What needs to be done>
Your answer should be every line below that includes the word "icon".
:: Extracted data ::
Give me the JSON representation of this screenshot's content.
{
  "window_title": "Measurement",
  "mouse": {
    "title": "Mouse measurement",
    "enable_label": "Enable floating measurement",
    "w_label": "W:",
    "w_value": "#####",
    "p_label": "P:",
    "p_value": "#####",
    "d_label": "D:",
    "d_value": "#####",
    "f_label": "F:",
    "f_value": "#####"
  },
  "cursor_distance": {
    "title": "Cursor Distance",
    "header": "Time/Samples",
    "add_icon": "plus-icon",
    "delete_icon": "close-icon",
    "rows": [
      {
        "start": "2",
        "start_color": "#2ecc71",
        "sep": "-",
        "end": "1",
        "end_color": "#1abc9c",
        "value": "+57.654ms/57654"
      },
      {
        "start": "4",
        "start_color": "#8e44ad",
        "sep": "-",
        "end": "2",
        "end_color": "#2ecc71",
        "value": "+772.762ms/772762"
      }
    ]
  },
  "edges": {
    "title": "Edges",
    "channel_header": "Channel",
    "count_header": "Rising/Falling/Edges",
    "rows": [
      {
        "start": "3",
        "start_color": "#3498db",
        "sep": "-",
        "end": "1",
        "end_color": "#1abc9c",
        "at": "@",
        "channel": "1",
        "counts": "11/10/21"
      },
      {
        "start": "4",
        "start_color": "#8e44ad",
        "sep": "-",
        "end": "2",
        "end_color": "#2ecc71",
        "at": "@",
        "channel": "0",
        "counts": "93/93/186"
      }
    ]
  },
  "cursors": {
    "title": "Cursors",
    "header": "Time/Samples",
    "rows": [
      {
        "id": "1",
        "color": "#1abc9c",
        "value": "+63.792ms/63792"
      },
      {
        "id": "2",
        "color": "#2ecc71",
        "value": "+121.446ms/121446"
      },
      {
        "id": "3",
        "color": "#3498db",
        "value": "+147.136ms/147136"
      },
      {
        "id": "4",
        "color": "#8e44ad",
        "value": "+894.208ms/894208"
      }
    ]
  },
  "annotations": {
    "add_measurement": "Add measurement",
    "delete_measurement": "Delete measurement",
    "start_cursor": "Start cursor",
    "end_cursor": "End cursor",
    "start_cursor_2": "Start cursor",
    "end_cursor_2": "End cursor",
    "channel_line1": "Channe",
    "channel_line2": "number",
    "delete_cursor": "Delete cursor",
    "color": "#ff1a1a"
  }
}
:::
Task result>
    "add_icon": "plus-icon",
    "delete_icon": "close-icon",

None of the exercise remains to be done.